- [Exercise objective]:
In the records below, find the lines that include the string "title" and report how many there are, nothing else.

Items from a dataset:
::::::::::

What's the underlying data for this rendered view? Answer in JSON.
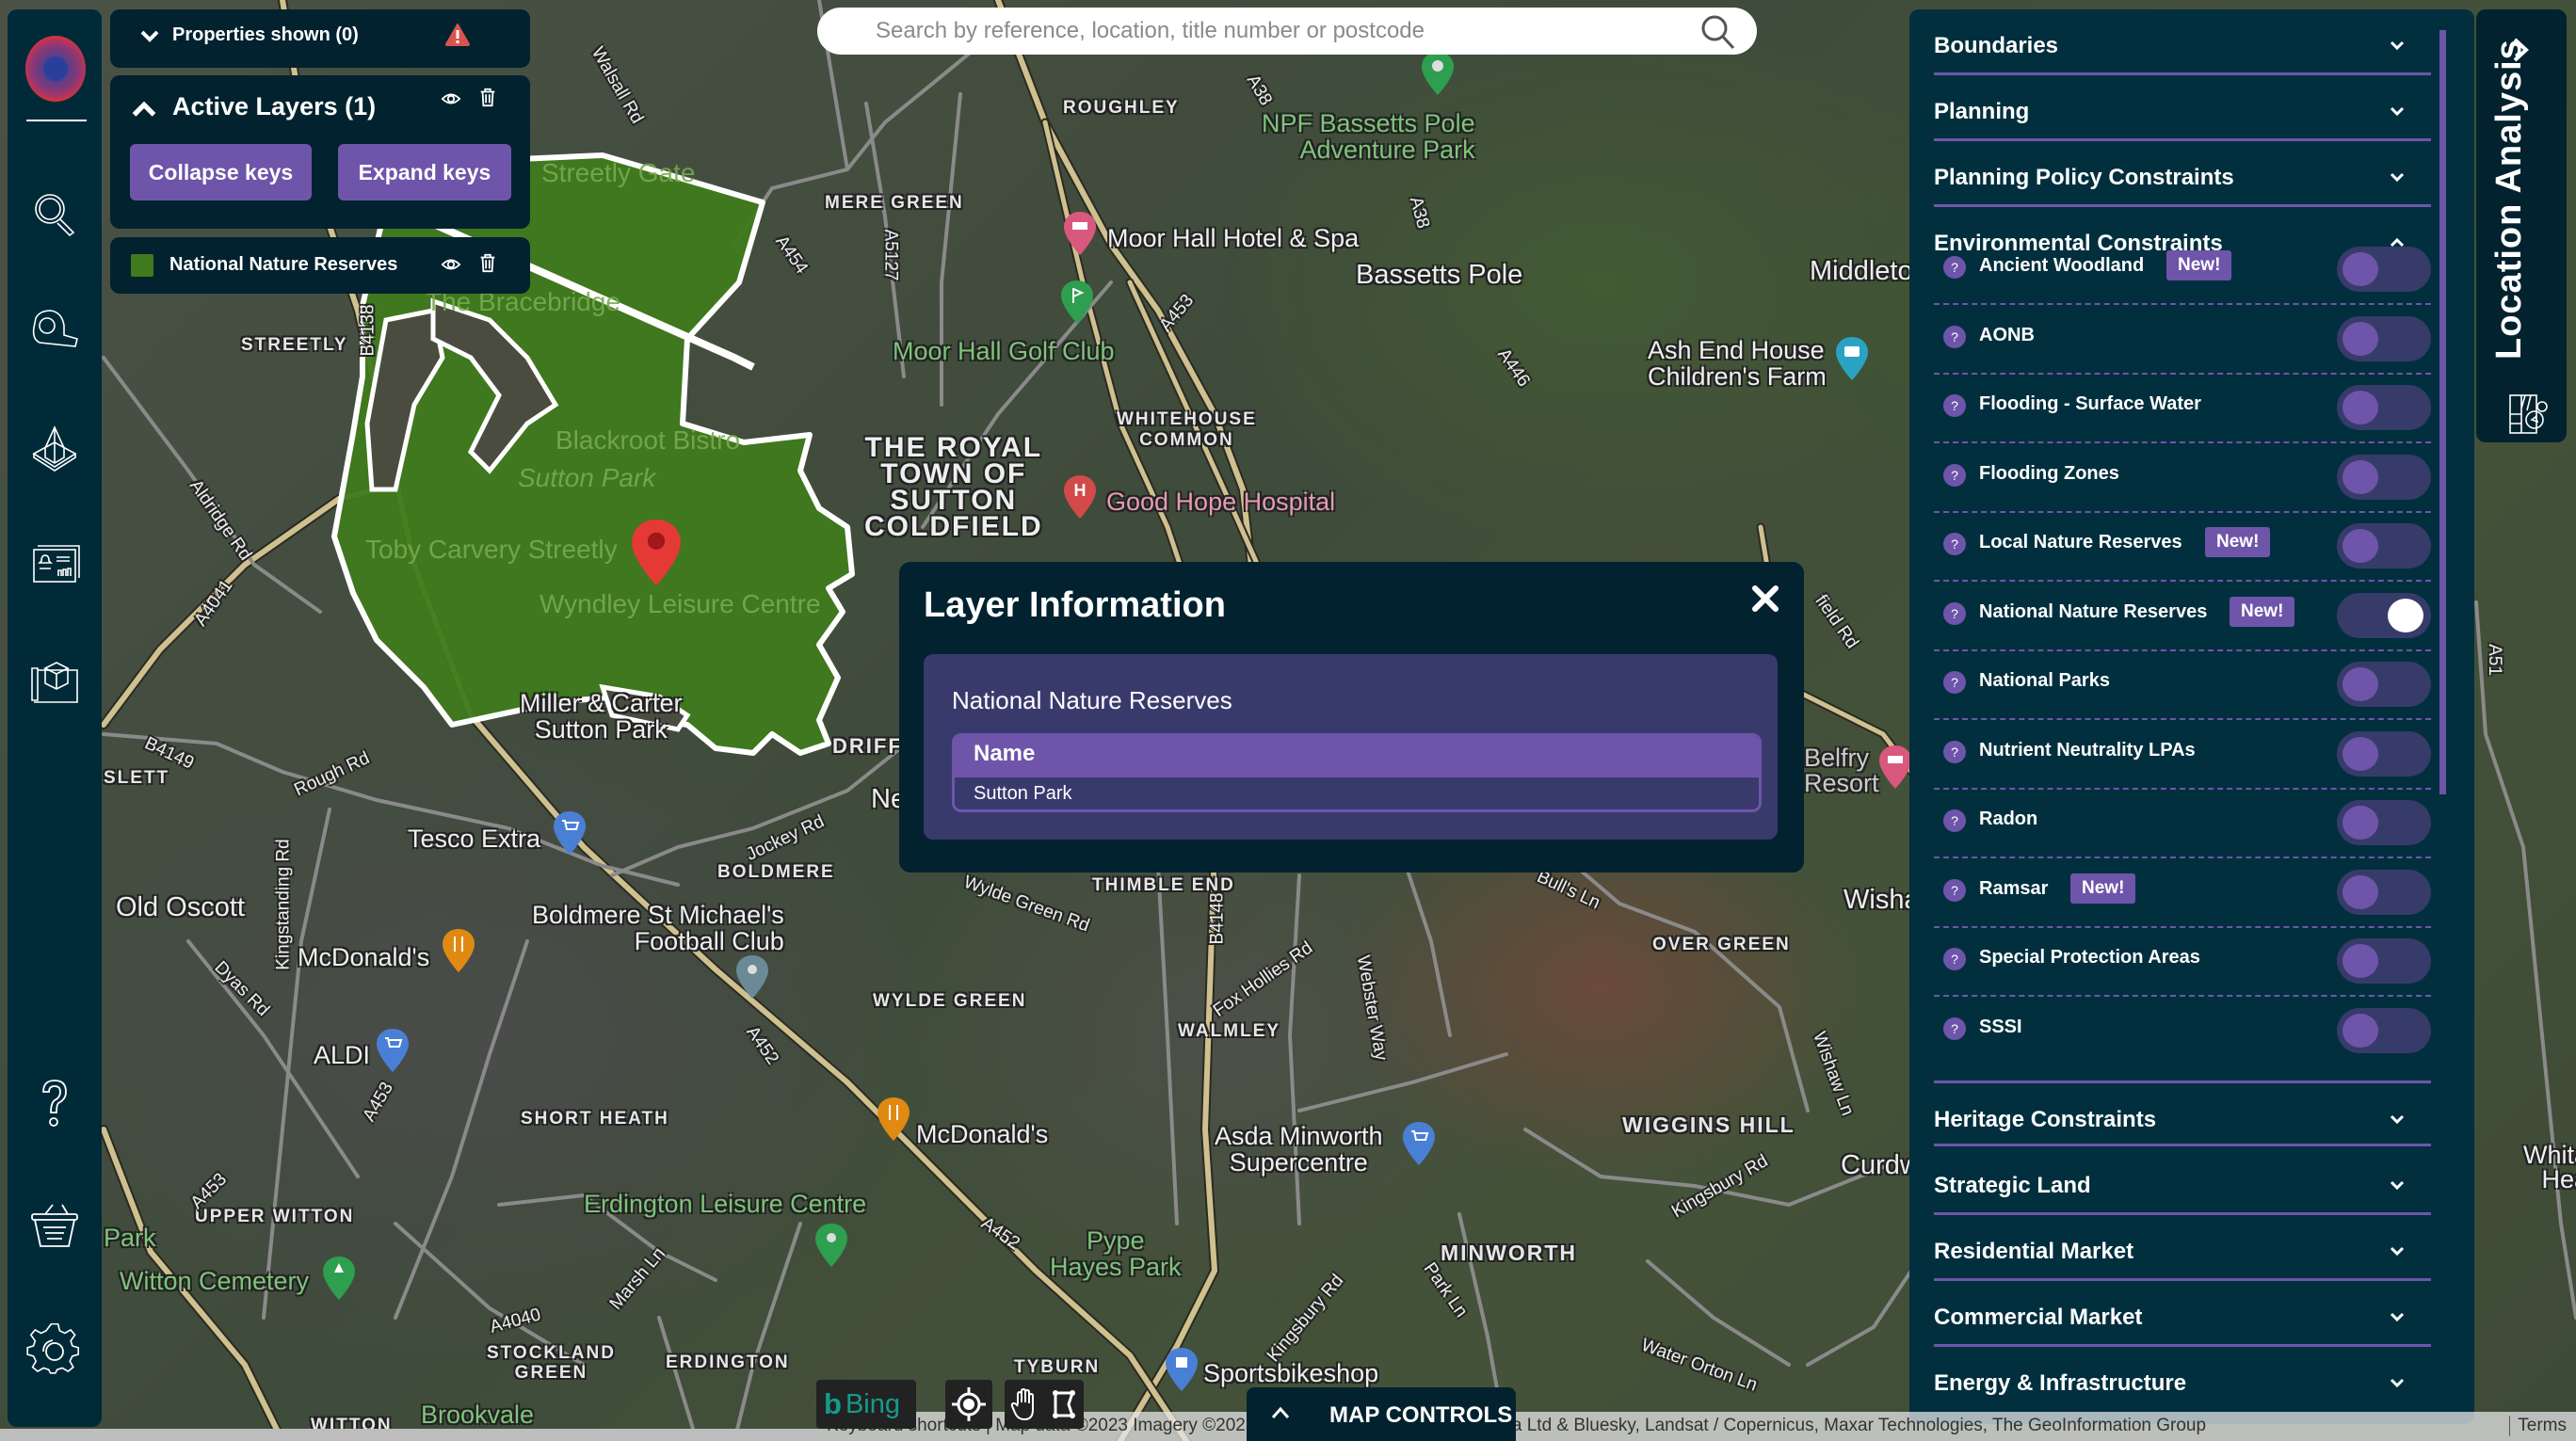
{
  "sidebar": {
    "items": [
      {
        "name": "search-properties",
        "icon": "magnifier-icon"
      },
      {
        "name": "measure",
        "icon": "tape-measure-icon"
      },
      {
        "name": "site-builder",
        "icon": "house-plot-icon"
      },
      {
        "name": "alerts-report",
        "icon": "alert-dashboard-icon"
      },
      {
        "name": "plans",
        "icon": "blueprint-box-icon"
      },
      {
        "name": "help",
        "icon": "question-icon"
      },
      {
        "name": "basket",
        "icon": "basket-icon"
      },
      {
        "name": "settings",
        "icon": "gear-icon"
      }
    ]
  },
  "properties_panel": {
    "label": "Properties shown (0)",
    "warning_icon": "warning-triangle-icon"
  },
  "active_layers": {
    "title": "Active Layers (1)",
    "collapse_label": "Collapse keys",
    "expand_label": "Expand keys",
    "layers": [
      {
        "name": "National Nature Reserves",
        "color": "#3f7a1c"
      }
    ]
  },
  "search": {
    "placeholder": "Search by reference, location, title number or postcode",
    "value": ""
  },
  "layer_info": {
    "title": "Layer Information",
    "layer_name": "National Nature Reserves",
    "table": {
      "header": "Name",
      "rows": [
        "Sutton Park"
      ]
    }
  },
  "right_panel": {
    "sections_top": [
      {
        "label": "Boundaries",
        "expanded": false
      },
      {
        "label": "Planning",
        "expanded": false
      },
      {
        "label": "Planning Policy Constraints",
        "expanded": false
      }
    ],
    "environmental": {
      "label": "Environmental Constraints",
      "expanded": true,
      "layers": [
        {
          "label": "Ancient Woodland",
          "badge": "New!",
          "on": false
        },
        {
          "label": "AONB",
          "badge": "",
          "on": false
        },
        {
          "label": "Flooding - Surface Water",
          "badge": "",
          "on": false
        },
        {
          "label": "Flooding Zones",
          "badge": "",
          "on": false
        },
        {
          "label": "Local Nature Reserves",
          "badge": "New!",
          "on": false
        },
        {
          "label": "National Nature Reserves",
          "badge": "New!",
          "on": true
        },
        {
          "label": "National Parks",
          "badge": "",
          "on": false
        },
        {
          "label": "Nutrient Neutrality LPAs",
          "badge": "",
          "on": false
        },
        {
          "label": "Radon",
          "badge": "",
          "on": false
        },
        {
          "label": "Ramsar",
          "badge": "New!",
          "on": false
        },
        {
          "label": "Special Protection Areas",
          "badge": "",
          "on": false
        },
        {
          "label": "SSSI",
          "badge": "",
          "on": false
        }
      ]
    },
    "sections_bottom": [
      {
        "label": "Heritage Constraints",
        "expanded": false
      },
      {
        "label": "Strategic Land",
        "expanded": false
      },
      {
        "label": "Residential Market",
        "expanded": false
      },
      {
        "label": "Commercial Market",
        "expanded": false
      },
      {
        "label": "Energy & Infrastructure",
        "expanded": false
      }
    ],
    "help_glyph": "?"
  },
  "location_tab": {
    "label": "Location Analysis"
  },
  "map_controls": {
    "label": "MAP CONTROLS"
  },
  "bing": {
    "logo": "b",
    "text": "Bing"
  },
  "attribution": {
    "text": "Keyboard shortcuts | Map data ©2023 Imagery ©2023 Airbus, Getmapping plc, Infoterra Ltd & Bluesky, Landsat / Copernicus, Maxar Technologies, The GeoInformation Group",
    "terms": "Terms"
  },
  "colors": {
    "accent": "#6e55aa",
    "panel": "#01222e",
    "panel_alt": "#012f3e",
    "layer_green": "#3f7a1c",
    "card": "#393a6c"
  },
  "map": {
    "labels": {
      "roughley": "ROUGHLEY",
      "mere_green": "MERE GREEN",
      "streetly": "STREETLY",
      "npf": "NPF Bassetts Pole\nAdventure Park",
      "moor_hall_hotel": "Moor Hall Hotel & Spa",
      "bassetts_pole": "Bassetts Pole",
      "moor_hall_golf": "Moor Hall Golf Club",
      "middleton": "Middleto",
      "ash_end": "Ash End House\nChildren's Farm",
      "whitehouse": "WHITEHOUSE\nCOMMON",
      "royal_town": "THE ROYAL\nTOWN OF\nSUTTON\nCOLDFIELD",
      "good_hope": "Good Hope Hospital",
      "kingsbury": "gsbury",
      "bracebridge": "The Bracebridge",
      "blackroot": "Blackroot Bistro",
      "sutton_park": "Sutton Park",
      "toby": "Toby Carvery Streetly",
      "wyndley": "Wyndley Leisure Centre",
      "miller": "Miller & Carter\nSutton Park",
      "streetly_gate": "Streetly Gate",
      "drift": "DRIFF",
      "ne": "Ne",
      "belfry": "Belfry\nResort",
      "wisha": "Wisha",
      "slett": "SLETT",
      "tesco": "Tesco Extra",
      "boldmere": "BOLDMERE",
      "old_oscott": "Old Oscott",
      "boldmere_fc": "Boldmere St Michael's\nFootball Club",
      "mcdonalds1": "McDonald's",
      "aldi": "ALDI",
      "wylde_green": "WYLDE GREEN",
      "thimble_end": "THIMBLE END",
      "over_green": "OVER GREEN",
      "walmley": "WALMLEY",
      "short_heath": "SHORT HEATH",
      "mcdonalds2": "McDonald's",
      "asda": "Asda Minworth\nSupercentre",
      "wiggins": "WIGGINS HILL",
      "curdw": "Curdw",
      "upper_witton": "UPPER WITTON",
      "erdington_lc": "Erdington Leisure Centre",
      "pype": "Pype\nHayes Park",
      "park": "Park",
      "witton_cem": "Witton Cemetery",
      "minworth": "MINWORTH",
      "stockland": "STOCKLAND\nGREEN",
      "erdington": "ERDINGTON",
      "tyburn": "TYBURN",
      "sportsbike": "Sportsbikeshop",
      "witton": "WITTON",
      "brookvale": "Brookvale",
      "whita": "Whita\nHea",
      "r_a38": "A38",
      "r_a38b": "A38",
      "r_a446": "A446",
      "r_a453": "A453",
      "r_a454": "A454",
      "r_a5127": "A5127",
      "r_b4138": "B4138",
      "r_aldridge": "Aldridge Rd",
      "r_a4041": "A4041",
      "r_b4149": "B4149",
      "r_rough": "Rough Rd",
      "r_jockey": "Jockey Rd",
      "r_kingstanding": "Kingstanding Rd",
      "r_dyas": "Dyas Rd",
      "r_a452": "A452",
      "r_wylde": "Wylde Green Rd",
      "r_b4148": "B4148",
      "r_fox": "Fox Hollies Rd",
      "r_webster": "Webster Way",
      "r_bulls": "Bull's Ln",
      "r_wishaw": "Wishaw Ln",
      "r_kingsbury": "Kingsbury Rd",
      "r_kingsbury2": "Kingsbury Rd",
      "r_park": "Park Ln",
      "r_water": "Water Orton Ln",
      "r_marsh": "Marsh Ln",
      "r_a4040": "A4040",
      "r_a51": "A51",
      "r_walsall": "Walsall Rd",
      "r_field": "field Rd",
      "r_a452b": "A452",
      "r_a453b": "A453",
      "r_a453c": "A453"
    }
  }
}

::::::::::

- [Expected answer]:
3